**ABOUT THIS TASK**
Reproduce the records exactly.

START RECORDS PROVIDED

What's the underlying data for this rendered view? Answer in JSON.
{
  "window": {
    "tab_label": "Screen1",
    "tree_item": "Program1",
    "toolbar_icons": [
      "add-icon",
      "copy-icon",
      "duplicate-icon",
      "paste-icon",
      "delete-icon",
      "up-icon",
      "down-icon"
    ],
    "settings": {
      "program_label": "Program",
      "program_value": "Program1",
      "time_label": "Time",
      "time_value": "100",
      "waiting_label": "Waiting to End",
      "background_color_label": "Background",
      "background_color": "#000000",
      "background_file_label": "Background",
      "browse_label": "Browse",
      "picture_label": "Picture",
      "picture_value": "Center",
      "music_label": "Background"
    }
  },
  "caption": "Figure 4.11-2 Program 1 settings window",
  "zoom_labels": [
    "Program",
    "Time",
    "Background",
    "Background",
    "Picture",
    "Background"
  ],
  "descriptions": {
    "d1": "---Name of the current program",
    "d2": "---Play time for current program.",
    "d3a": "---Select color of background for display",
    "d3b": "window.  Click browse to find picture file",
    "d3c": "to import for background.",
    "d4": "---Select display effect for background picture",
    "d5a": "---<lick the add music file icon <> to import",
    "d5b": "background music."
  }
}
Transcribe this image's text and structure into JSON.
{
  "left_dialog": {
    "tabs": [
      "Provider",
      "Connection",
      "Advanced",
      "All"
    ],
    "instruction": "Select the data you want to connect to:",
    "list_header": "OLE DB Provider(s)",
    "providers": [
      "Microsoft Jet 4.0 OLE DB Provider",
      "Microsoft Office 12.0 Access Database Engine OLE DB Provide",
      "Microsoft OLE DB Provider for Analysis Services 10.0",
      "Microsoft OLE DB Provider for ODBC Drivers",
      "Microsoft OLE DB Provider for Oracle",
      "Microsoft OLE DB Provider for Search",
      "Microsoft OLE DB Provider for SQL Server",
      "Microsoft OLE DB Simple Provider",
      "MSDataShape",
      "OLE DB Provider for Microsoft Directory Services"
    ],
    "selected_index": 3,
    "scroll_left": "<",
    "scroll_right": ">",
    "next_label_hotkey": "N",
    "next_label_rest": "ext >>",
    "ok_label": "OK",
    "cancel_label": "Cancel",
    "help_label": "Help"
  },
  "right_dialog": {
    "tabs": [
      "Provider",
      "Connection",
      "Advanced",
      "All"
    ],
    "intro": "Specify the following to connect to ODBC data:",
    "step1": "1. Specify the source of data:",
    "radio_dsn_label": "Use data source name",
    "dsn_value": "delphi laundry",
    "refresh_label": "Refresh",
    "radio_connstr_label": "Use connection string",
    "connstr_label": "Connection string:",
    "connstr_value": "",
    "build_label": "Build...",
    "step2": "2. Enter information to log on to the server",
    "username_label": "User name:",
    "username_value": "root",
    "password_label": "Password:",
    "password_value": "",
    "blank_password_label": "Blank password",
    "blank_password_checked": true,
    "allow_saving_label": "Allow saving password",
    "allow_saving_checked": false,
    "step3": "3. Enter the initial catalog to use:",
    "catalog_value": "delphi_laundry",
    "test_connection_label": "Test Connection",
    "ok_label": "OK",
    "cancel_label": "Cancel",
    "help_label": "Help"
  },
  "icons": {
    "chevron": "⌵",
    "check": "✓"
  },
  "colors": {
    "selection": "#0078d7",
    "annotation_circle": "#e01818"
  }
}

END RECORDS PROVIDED

**RESULT OF THE EXERCISE**
What's the underlying data for this rendered view? Answer in JSON.
{
  "window": {
    "tab_label": "Screen1",
    "tree_item": "Program1",
    "toolbar_icons": [
      "add-icon",
      "copy-icon",
      "duplicate-icon",
      "paste-icon",
      "delete-icon",
      "up-icon",
      "down-icon"
    ],
    "settings": {
      "program_label": "Program",
      "program_value": "Program1",
      "time_label": "Time",
      "time_value": "100",
      "waiting_label": "Waiting to End",
      "background_color_label": "Background",
      "background_color": "#000000",
      "background_file_label": "Background",
      "browse_label": "Browse",
      "picture_label": "Picture",
      "picture_value": "Center",
      "music_label": "Background"
    }
  },
  "caption": "Figure 4.11-2 Program 1 settings window",
  "zoom_labels": [
    "Program",
    "Time",
    "Background",
    "Background",
    "Picture",
    "Background"
  ],
  "descriptions": {
    "d1": "---Name of the current program",
    "d2": "---Play time for current program.",
    "d3a": "---Select color of background for display",
    "d3b": "window.  Click browse to find picture file",
    "d3c": "to import for background.",
    "d4": "---Select display effect for background picture",
    "d5a": "---<lick the add music file icon <> to import",
    "d5b": "background music."
  }
}
Transcribe this image's text and structure into JSON.
{
  "left_dialog": {
    "tabs": [
      "Provider",
      "Connection",
      "Advanced",
      "All"
    ],
    "instruction": "Select the data you want to connect to:",
    "list_header": "OLE DB Provider(s)",
    "providers": [
      "Microsoft Jet 4.0 OLE DB Provider",
      "Microsoft Office 12.0 Access Database Engine OLE DB Provide",
      "Microsoft OLE DB Provider for Analysis Services 10.0",
      "Microsoft OLE DB Provider for ODBC Drivers",
      "Microsoft OLE DB Provider for Oracle",
      "Microsoft OLE DB Provider for Search",
      "Microsoft OLE DB Provider for SQL Server",
      "Microsoft OLE DB Simple Provider",
      "MSDataShape",
      "OLE DB Provider for Microsoft Directory Services"
    ],
    "selected_index": 3,
    "scroll_left": "<",
    "scroll_right": ">",
    "next_label_hotkey": "N",
    "next_label_rest": "ext >>",
    "ok_label": "OK",
    "cancel_label": "Cancel",
    "help_label": "Help"
  },
  "right_dialog": {
    "tabs": [
      "Provider",
      "Connection",
      "Advanced",
      "All"
    ],
    "intro": "Specify the following to connect to ODBC data:",
    "step1": "1. Specify the source of data:",
    "radio_dsn_label": "Use data source name",
    "dsn_value": "delphi laundry",
    "refresh_label": "Refresh",
    "radio_connstr_label": "Use connection string",
    "connstr_label": "Connection string:",
    "connstr_value": "",
    "build_label": "Build...",
    "step2": "2. Enter information to log on to the server",
    "username_label": "User name:",
    "username_value": "root",
    "password_label": "Password:",
    "password_value": "",
    "blank_password_label": "Blank password",
    "blank_password_checked": true,
    "allow_saving_label": "Allow saving password",
    "allow_saving_checked": false,
    "step3": "3. Enter the initial catalog to use:",
    "catalog_value": "delphi_laundry",
    "test_connection_label": "Test Connection",
    "ok_label": "OK",
    "cancel_label": "Cancel",
    "help_label": "Help"
  },
  "icons": {
    "chevron": "⌵",
    "check": "✓"
  },
  "colors": {
    "selection": "#0078d7",
    "annotation_circle": "#e01818"
  }
}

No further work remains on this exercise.